== Records to use ==

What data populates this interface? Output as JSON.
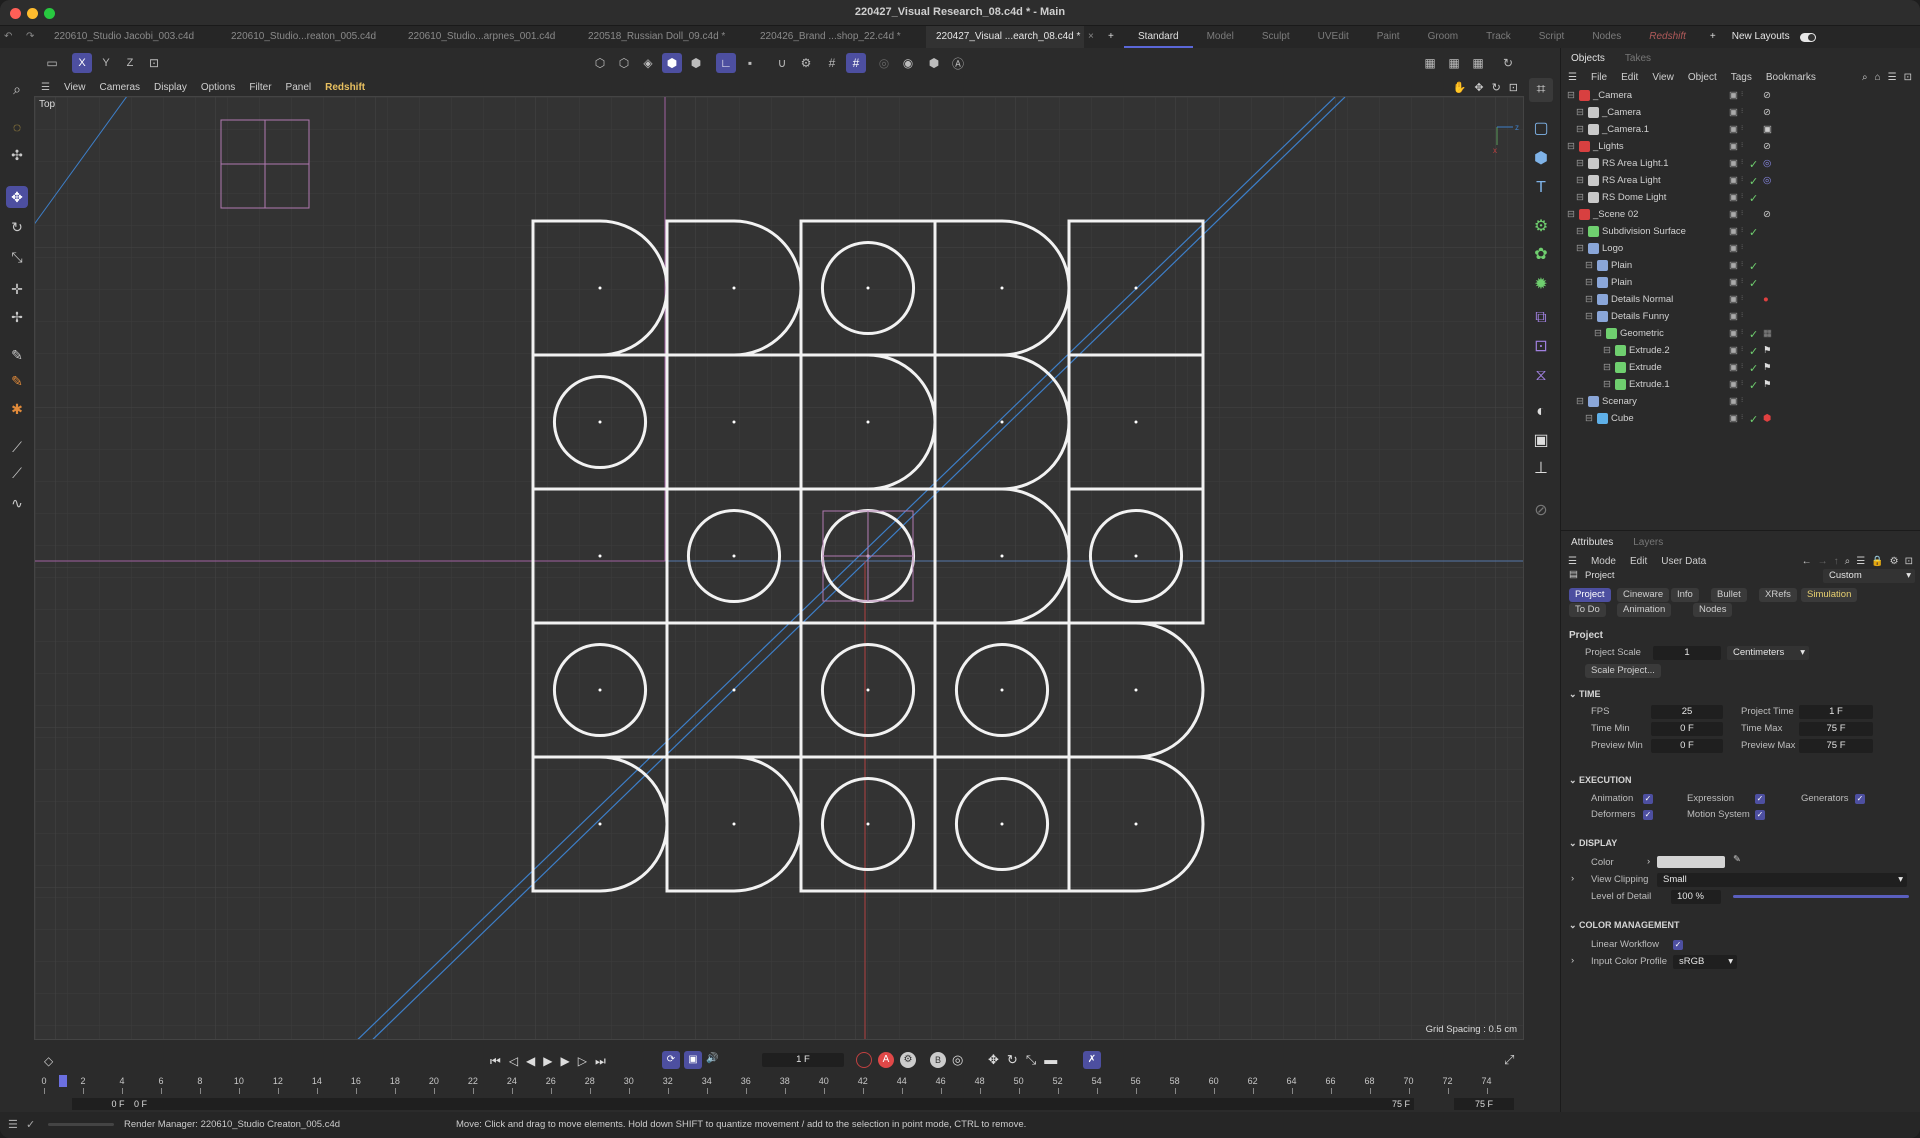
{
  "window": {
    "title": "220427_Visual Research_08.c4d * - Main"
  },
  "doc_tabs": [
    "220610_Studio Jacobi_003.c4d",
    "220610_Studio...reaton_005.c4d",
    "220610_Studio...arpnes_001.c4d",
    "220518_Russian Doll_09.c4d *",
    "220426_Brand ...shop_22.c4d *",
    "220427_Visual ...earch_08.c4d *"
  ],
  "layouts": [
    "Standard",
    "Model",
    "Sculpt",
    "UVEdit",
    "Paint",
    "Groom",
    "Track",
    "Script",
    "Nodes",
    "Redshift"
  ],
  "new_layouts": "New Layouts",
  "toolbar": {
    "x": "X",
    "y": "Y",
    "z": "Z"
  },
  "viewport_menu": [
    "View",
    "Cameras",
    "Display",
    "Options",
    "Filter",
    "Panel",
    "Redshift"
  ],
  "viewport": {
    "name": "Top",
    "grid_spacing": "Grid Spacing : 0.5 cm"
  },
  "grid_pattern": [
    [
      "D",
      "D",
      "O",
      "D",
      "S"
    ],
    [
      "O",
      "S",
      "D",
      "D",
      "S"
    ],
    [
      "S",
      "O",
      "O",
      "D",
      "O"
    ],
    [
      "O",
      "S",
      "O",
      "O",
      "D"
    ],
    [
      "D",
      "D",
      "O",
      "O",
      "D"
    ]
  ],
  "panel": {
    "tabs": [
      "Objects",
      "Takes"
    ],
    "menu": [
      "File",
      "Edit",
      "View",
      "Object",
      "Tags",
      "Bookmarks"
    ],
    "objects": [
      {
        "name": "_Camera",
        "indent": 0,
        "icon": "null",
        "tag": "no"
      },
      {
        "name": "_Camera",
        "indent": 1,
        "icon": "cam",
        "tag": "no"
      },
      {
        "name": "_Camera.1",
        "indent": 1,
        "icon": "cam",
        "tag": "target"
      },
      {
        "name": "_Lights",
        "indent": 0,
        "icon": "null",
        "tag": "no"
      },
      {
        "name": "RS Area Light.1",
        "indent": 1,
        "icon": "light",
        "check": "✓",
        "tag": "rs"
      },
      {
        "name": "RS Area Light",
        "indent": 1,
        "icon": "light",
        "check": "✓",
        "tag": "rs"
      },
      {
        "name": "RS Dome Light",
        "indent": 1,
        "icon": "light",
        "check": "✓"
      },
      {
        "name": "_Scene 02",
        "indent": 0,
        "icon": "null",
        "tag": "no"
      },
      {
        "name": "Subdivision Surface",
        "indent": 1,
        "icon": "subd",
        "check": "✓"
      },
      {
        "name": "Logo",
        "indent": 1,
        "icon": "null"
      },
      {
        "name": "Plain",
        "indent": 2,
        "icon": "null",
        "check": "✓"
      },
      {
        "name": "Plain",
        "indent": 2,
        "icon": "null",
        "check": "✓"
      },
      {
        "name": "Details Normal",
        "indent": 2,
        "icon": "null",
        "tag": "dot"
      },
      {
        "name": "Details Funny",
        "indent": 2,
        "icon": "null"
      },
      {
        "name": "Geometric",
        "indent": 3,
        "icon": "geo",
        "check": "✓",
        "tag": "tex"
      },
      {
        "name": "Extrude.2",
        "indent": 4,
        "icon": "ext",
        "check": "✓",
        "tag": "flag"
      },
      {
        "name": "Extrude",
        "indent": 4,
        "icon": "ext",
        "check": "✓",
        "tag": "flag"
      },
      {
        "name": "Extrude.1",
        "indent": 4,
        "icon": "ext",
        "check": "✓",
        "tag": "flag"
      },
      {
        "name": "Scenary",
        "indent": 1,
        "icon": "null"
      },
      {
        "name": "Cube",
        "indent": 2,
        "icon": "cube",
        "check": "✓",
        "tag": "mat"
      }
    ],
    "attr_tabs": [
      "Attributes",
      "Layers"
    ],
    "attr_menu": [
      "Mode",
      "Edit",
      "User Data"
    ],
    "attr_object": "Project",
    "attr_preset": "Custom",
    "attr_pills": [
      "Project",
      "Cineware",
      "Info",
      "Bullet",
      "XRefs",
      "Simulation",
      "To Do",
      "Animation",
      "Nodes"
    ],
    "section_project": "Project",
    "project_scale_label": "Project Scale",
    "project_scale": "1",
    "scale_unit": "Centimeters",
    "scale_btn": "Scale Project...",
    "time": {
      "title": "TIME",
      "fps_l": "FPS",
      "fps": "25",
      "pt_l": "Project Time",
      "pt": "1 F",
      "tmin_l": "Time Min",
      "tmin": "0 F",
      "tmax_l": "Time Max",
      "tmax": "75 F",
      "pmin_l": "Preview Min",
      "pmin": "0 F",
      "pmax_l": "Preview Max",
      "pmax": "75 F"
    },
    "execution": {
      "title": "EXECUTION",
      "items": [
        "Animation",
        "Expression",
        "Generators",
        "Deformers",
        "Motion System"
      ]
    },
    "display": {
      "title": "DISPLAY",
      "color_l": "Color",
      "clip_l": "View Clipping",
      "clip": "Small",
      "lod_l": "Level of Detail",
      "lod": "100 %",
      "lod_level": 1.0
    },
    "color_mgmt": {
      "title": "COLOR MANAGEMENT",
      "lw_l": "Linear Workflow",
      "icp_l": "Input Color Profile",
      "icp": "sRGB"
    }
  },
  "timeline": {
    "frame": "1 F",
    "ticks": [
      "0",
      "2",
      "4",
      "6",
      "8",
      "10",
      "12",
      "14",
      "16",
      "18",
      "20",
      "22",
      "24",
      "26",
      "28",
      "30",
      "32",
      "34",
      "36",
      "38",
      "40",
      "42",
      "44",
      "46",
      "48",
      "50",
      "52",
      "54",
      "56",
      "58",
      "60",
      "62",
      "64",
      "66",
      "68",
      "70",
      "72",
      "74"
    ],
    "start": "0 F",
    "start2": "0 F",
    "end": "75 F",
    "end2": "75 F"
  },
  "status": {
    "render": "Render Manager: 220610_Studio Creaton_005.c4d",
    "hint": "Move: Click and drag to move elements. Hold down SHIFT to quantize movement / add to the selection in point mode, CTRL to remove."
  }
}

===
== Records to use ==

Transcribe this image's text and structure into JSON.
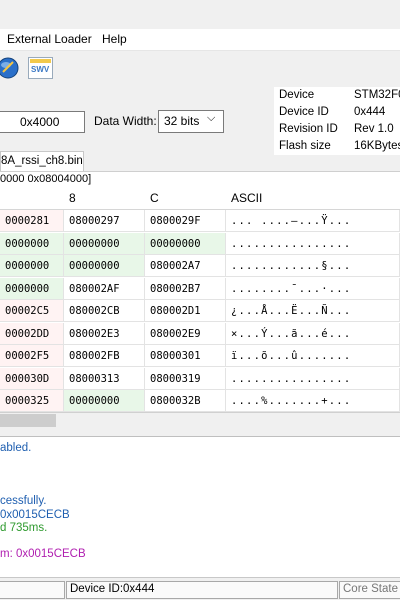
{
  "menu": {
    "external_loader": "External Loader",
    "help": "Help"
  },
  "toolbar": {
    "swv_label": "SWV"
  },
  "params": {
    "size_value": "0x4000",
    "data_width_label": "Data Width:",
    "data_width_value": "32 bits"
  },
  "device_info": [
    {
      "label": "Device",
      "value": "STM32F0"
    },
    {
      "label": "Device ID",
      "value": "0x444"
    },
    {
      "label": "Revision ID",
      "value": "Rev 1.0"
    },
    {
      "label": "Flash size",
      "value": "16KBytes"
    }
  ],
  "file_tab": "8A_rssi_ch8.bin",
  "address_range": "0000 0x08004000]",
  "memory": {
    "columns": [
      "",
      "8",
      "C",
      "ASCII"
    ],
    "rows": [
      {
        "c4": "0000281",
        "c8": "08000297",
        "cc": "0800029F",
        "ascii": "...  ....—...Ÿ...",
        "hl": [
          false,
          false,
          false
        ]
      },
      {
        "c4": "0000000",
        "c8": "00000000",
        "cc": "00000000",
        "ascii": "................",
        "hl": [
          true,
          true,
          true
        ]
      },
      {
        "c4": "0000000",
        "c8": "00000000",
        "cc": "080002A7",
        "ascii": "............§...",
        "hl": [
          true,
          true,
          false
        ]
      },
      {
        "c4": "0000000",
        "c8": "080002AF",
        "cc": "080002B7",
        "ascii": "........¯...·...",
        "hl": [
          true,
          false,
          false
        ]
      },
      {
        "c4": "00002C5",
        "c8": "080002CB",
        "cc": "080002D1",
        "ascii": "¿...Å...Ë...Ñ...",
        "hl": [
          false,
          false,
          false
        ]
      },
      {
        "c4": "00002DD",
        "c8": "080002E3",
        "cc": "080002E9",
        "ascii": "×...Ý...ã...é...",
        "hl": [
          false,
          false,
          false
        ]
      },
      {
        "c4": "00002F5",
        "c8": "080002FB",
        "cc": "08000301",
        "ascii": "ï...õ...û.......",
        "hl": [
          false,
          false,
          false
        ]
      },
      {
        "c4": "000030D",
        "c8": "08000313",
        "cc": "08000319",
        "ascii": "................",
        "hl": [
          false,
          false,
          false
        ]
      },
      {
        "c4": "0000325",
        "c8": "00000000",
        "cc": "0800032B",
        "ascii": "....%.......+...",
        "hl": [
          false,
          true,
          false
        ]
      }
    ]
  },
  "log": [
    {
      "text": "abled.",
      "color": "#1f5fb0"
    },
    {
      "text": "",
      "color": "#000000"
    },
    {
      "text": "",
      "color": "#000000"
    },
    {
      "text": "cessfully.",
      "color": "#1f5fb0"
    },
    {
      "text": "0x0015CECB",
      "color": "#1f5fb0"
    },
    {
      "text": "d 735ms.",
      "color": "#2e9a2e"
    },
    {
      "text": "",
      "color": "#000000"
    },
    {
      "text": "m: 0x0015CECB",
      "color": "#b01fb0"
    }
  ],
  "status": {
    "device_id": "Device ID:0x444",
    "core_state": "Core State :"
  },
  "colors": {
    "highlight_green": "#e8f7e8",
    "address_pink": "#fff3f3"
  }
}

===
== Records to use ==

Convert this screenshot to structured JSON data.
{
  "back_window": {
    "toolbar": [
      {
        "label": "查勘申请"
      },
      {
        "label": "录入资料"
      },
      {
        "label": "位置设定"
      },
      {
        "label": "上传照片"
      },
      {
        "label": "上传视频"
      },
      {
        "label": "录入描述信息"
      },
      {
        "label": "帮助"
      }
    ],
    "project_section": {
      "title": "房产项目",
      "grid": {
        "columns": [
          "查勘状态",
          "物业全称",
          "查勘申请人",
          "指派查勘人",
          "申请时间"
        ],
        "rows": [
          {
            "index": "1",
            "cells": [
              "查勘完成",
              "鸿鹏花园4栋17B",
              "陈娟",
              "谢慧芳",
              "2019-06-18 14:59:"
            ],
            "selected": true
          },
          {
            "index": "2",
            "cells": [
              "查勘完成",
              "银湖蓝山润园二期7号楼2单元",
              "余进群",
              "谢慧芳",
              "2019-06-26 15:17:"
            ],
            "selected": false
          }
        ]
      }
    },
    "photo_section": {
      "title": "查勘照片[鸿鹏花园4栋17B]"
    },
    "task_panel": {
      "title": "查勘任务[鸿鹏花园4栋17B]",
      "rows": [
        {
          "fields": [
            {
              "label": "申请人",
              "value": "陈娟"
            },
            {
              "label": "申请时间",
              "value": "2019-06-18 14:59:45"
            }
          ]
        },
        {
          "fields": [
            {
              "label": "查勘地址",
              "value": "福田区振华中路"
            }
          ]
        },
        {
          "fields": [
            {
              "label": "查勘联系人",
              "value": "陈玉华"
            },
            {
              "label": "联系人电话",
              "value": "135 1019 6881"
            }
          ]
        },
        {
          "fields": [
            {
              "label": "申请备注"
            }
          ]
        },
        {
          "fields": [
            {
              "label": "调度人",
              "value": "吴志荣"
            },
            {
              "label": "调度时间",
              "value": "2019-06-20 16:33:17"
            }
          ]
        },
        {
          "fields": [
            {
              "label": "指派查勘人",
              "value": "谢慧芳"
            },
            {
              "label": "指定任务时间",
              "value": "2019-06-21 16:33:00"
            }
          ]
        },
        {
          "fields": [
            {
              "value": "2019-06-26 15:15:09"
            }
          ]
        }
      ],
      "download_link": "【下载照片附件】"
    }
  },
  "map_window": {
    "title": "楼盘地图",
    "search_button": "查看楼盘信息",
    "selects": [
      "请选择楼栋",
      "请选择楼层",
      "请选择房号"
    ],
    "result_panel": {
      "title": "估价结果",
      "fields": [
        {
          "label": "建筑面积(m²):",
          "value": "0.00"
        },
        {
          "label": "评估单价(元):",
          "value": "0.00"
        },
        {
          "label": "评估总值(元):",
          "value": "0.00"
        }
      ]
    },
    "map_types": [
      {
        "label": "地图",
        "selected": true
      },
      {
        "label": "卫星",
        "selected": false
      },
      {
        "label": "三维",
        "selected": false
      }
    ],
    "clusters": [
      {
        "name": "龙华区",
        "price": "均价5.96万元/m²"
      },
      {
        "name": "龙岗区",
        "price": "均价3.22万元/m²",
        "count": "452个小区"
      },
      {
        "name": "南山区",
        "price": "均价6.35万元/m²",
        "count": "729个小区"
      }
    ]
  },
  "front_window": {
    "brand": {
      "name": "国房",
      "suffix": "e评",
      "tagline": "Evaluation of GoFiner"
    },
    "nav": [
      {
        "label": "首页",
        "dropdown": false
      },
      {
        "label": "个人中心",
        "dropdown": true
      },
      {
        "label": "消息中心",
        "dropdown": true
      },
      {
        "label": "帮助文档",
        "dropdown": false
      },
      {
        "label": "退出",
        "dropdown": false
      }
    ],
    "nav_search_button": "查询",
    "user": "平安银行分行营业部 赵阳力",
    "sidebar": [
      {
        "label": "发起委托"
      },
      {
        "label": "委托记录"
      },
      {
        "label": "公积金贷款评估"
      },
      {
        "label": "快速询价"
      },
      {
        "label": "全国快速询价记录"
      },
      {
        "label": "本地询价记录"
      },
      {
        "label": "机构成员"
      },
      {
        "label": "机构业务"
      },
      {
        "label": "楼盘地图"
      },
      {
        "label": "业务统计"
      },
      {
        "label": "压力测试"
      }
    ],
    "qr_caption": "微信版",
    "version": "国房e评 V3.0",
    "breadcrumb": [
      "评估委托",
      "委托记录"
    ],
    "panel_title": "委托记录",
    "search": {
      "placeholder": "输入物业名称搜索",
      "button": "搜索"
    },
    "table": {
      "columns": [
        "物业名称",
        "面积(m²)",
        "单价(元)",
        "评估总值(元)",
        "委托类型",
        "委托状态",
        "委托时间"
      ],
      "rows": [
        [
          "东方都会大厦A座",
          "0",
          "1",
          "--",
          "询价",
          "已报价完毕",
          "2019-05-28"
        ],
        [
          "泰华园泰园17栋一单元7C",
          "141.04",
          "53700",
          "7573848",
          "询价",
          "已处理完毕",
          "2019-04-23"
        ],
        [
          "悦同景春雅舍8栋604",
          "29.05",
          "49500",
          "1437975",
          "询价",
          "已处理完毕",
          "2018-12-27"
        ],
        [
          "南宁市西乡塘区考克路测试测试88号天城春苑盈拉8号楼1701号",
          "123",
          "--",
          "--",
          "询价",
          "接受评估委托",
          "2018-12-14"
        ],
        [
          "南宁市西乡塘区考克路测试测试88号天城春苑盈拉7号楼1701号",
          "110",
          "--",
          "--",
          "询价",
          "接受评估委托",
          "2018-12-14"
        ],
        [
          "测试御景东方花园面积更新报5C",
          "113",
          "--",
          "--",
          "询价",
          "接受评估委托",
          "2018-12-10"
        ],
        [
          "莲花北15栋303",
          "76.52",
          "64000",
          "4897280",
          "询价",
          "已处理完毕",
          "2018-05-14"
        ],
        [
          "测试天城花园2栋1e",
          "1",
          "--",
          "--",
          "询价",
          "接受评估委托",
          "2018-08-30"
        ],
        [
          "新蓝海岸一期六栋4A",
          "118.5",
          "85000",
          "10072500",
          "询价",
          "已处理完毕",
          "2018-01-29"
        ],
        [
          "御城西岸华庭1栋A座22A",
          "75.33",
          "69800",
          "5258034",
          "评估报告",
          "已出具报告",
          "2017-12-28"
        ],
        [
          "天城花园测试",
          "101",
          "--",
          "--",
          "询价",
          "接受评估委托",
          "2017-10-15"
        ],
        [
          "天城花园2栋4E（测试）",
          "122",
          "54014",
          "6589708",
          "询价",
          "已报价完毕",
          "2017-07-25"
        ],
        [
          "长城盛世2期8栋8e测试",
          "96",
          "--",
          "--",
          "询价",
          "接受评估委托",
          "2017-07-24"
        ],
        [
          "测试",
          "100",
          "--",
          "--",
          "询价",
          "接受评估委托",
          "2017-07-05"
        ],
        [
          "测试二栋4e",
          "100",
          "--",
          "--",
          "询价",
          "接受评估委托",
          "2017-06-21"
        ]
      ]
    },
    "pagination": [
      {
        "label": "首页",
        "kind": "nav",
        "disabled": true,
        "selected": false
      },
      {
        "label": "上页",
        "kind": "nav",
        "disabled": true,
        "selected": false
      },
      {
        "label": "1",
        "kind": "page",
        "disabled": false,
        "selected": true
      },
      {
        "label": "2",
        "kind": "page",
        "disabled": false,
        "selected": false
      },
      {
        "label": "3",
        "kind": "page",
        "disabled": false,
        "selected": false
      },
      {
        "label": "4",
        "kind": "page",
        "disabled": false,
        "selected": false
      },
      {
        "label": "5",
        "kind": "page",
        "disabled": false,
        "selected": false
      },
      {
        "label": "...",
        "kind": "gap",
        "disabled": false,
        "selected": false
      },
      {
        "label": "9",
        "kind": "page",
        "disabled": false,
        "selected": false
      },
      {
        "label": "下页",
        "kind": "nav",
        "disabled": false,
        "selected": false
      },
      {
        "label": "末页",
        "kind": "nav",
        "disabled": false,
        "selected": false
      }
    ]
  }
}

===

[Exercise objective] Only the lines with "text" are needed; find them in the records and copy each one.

[Output for this exercise]
Transcribe this image's text and structure into JSON.
      "text": "abled.",
      "text": "",
      "text": "",
      "text": "cessfully.",
      "text": "0x0015CECB",
      "text": "d 735ms.",
      "text": "",
      "text": "m: 0x0015CECB",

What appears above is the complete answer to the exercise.